Worldsource Financial Management Inc.
272 Lawrence Avenue West, Suite 203
Toronto, Ontario M5M 4M1 

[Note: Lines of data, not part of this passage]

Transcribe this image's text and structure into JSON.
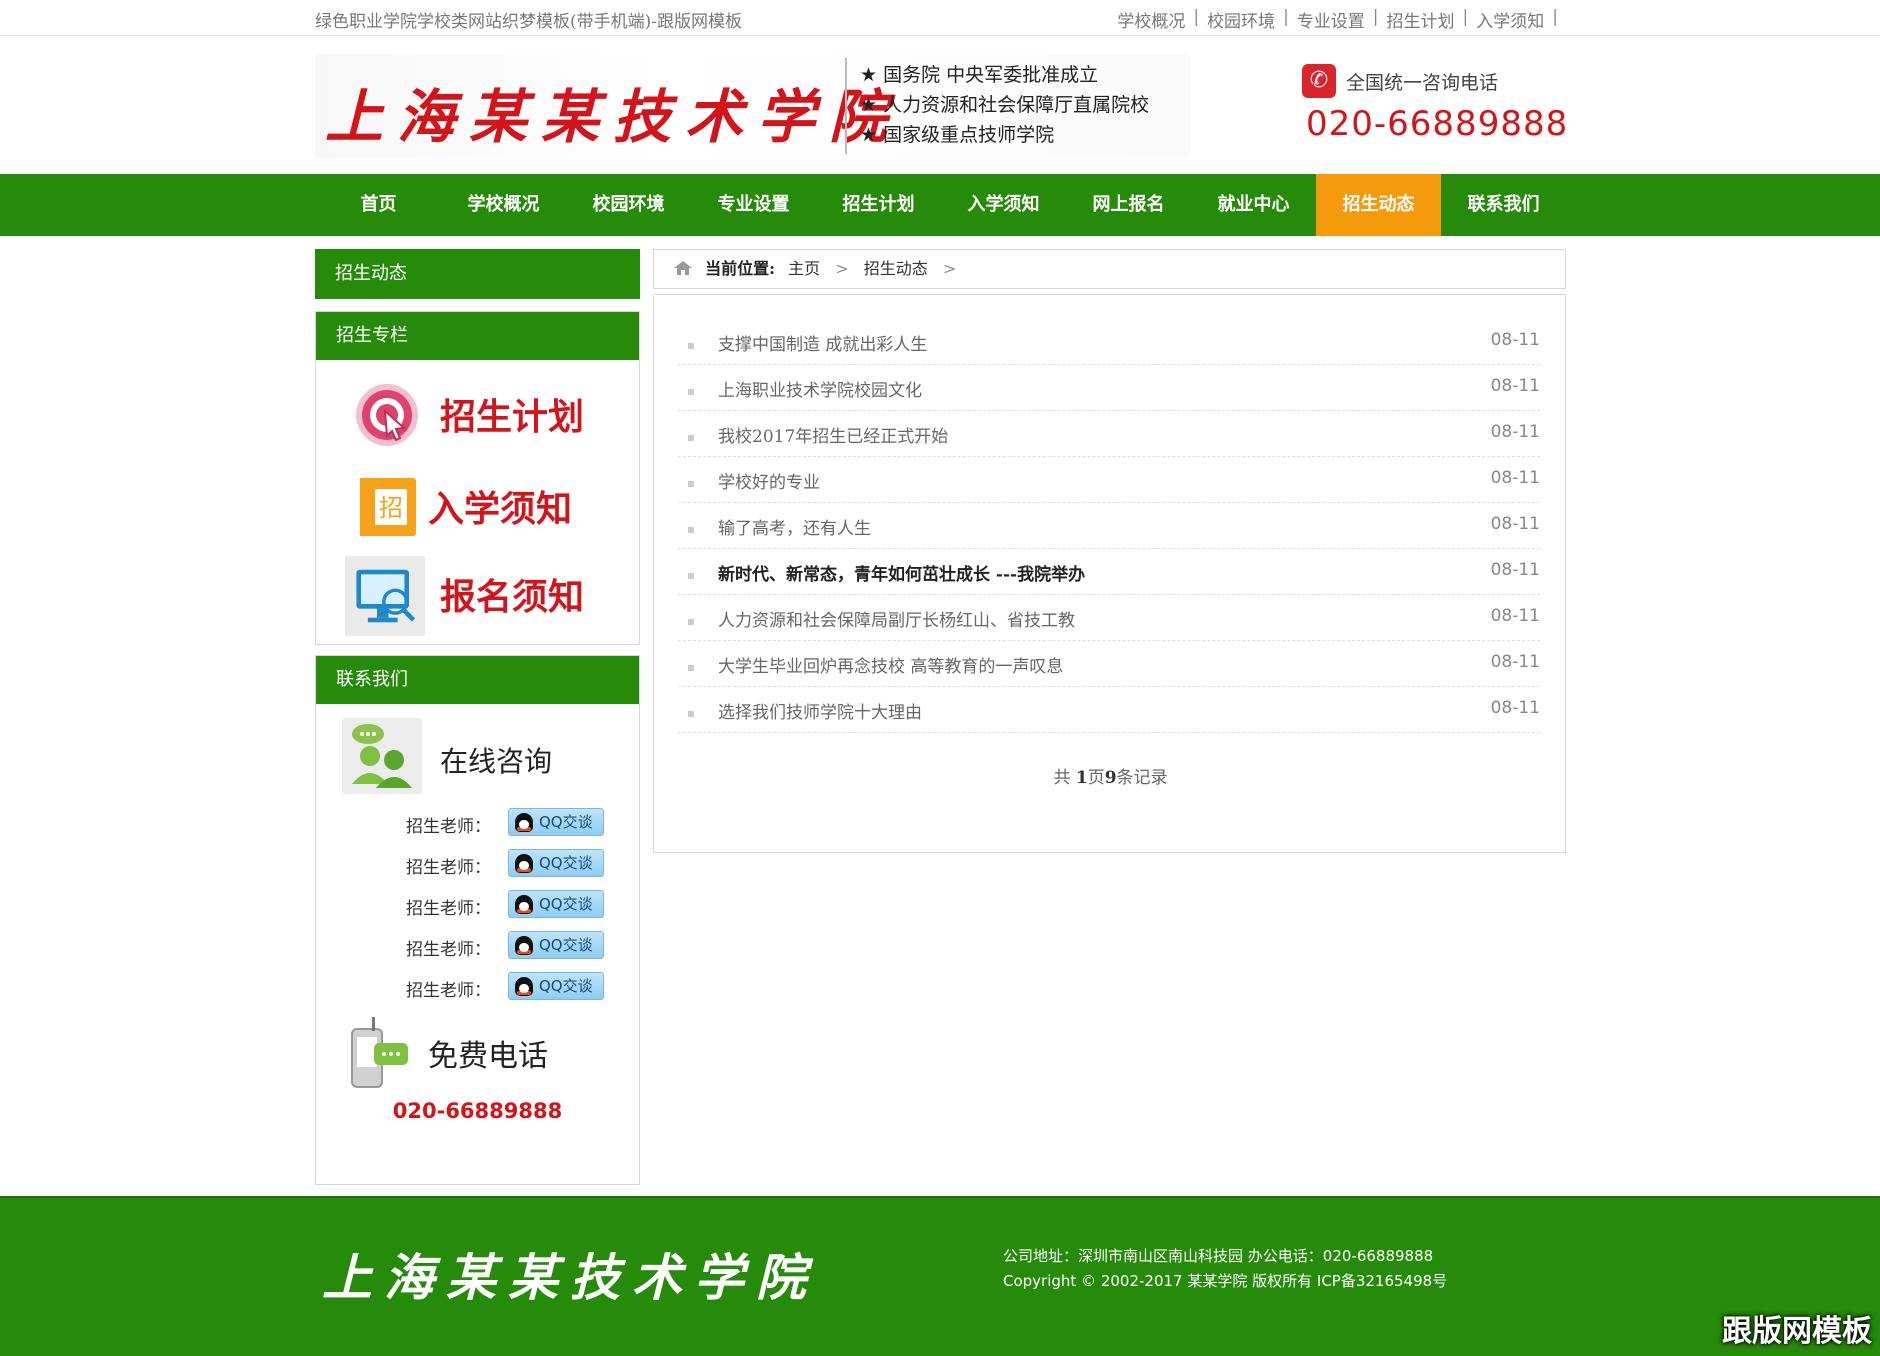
{
  "topbar": {
    "site_title": "绿色职业学院学校类网站织梦模板(带手机端)-跟版网模板",
    "links": [
      "学校概况",
      "校园环境",
      "专业设置",
      "招生计划",
      "入学须知"
    ],
    "separator": "|"
  },
  "header": {
    "logo_text": "上海某某技术学院",
    "bullets": [
      "★ 国务院 中央军委批准成立",
      "★ 人力资源和社会保障厅直属院校",
      "★ 国家级重点技师学院"
    ],
    "hotline_label": "全国统一咨询电话",
    "hotline_number": "020-66889888"
  },
  "nav": {
    "items": [
      "首页",
      "学校概况",
      "校园环境",
      "专业设置",
      "招生计划",
      "入学须知",
      "网上报名",
      "就业中心",
      "招生动态",
      "联系我们"
    ],
    "active": "招生动态"
  },
  "sidebar": {
    "category_title": "招生动态",
    "promo_title": "招生专栏",
    "promos": [
      "招生计划",
      "入学须知",
      "报名须知"
    ],
    "contact_title": "联系我们",
    "consult_label": "在线咨询",
    "qq_rows": [
      {
        "label": "招生老师：",
        "button": "QQ交谈"
      },
      {
        "label": "招生老师：",
        "button": "QQ交谈"
      },
      {
        "label": "招生老师：",
        "button": "QQ交谈"
      },
      {
        "label": "招生老师：",
        "button": "QQ交谈"
      },
      {
        "label": "招生老师：",
        "button": "QQ交谈"
      }
    ],
    "free_call_label": "免费电话",
    "free_call_number": "020-66889888"
  },
  "breadcrumb": {
    "prefix": "当前位置:",
    "items": [
      "主页",
      "招生动态"
    ],
    "separator": ">"
  },
  "news": [
    {
      "title": "支撑中国制造 成就出彩人生",
      "date": "08-11",
      "bold": false
    },
    {
      "title": "上海职业技术学院校园文化",
      "date": "08-11",
      "bold": false
    },
    {
      "title": "我校2017年招生已经正式开始",
      "date": "08-11",
      "bold": false
    },
    {
      "title": "学校好的专业",
      "date": "08-11",
      "bold": false
    },
    {
      "title": "输了高考，还有人生",
      "date": "08-11",
      "bold": false
    },
    {
      "title": "新时代、新常态，青年如何茁壮成长 ---我院举办",
      "date": "08-11",
      "bold": true
    },
    {
      "title": "人力资源和社会保障局副厅长杨红山、省技工教",
      "date": "08-11",
      "bold": false
    },
    {
      "title": "大学生毕业回炉再念技校 高等教育的一声叹息",
      "date": "08-11",
      "bold": false
    },
    {
      "title": "选择我们技师学院十大理由",
      "date": "08-11",
      "bold": false
    }
  ],
  "pager": {
    "pre": "共",
    "pages": "1",
    "mid": "页",
    "records": "9",
    "post": "条记录"
  },
  "footer": {
    "logo_text": "上海某某技术学院",
    "address_line": "公司地址：深圳市南山区南山科技园  办公电话：020-66889888",
    "copyright_line": "Copyright © 2002-2017 某某学院 版权所有  ICP备32165498号",
    "watermark": "跟版网模板"
  },
  "colors": {
    "brand_green": "#268a0a",
    "active_orange": "#f59b0b",
    "accent_red": "#d4141b"
  }
}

The information provided is for general information purposes only and is based on the perspectives and opinions of the owners and writers. The information is provided with the understanding that it may not be relied upon as, nor considered to be, the rendering of tax, legal, accounting, or professional advice. Readers should consult their own subject matter experts for advice on the specific circumstances before taking any action. Some of the information provided has been obtained from sources, which we believe to be reliable, however,  we cannot guarantee its accuracy or completeness. Worldsource Financial Management Inc. does not assume any liability for any inaccuracies in the information provided.Commissions, trailing commissions, management fees and expenses all may be associated with mutual fund investments. Please read the prospectus before investing. Mutual funds are not guaranteed, their values change frequently and past performance may not be repeated. Mutual Funds and Segregated Funds provided by the Fund Companies are offered through Worldsource Financial Management Inc. Other products and services are offered through Peter Bailey.